With upwards of 10,000 nongovernmental organizations (NGOs) operating within its borders, Haiti is known as the Republic of NGOs. Yet despite the billions of aid dollars invested in Haiti’s development, this island nation still has an unemployment rate of 40 percent and ranks as one of the poorest countries in the world. Why is international aid to Haiti not more effective? The reality is that a confluence of poor accountability and lack of local partnering by international organizations (IOs) have severely hindered the effectiveness of aid dollars, and hence, Haiti’s development.
International Aid and Local Partnering
Aid to Haiti is vital for many purposes, including economic development, disaster relief, and providing public goods, such as education and healthcare, where the government cannot. Since the devastating 2010 earthquake, USAID has dispensed over $3 billion towards humanitarian aid and reconstruction/development efforts. Most of this was disbursed through contracts and grants to bidding U.S. development agencies and IOs.
However, aid projects often exclude partnering with local businesses and staffing local workers (due to a variety of business partnering issues), consequently disqualifying Haitians from the lucrative money pool. A report by the Center for Economic and Policy Research (CEPR) fixes the blame for excluding Haitian organizations largely on the way that USAID administers its aid, noting that the overwhelming majority of USAID’s funding goes to U.S. companies based in the Washington, D.C., and the Beltway. This practice precludes the tremendous benefits of a direct cash injection into the Haitian economy, which would enable hiring local organizations and the integration of local knowledge into aid projects. So heavy is this bias that in the couple of years following the devastating 2010 earthquake, only 1 percent of aid was given directly to local groups.
However, USAID has defended its aid administration, stating that Haitian organizations often lack the capacity, track work, or business standards to qualify as a contract or grant recipient (though there has been a marked improvement in in recent years of local sourcing for construction projects). While there is certainly a unique set of difficulties that comes with partnering with locals, critics state that USAID has fallen severely short of its own benchmarks for using local labor.
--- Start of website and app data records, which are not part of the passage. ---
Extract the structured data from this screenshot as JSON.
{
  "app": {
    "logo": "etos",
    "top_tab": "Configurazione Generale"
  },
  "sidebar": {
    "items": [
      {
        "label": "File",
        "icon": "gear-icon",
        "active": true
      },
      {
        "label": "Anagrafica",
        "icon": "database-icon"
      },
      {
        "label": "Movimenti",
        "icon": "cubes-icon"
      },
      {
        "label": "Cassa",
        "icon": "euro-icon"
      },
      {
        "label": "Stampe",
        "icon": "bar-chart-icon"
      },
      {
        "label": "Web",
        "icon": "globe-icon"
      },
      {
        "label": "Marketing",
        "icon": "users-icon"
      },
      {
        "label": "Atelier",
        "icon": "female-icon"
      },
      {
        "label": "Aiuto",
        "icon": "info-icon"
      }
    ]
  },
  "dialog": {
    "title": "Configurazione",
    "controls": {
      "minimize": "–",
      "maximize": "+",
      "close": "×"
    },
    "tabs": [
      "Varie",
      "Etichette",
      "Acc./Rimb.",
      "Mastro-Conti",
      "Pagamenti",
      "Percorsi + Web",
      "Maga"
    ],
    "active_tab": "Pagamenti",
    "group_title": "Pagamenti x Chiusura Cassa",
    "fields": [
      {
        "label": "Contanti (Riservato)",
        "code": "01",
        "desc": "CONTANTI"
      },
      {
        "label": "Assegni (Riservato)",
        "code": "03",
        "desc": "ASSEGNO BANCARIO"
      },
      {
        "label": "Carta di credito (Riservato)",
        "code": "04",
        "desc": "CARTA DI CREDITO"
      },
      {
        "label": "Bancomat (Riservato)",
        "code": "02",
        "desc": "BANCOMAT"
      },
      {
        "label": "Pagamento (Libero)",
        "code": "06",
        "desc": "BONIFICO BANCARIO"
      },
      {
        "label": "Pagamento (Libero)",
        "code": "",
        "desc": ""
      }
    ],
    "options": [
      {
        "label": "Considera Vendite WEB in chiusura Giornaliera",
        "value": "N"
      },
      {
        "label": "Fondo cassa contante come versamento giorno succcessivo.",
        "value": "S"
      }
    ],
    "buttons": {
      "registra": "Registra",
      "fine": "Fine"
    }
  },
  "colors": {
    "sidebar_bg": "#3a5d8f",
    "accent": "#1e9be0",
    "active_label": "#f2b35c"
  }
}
A government audit in 2013 found that USAID had severely underestimated its scale for erecting settlements, and had to cut back its goal of building 15,000 houses to 2,649. At the start of 2015, less than a thousand houses have been erected, despite using primarily international partners.
Meanwhile, organizations that have partnered closely with Haitians have achieved success. An external evaluation report on the Netherlands-based NGO Cordaid shows a much brighter picture. For its rural program, the organization contracted and trained local tradesmen to repair 204 houses, thus rehousing 308 returning families by March of 2012: just short of its 340 families rehousing goal. In the same timeframe, 3,003 shelters were provided, which was only 300 shy of its target number. Additionally, most, if not all, housing materials were purchased locally. A focused effort towards improving livelihoods within communities while providing aid was visible in its methodology. Cordaid actively sought to build social capital, a priority that did not hinder aid delivery timeliness, and to engage local partners. This is in sharp contrast to the practices of USAID and Red Cross projects that tend be dismissive or biased against hiring local Haitians for jobs low down on the command chain, let alone positions high up the decision ladder.
Aid Dollar Accountability
A lack of accountability for how NGOs spend their aid dollars also results in a huge waste of aid money. Since there is no actual oversight or well-defined metrics on how well many large NGO programs are run, programs are often run and managed poorly. For instance, a report put out jointly by NPR and ProPublica found that the Red Cross claimed that all $500 million dollars it raised for Haiti went to serving 4.5 million Haitians. However, with only a population of 10 million, this number is highly improbable and the Red Cross has not provided supporting details. The money spent on actual programming was likely far less than claimed. When asked for a list of their specific Haiti programs and their cost, the Red Cross declined. The Red Cross has also stated that it has provided homes for over 130,000 Haitians. Yet on further questioning, the Red Cross acknowledged that the figure included people who attended a seminar in how to fix homes, and those who received temporary rental assistance. Additionally, many managers were not able to speak Creole or French.
Though international cooperation between aid groups and local institutions is bound to have difficulties, groups such as Cordaid have shown that local labor is available, and it is certainly viable to directly partner with them to rebuild their communities. Doing so not only creates jobs, which are so desperately needed, but also cuts down on the high overhead that comes from the convoluted and expensive layers of subcontracting that has been prevalent with large aid dispensers. The hiring of an expatriate to Haiti, in addition to a higher salary, transportation and housing fees, and relocation costs, adds up after all to significantly more than what it would cost to directly hire a Haitian worker.
The way that the vast majority of aid was distributed goes to show that simply throwing money at a problem will not make it go away. Rather, there needs to be accountability in how aid groups spend their money; local involvement in the form of labor and decision making need to be an integral part of how aid organizations function. Even though the outpouring of aid in the face of the disaster has winded down, it is still not too late for aid to build up Haiti–by directly and responsibly investing in its citizens.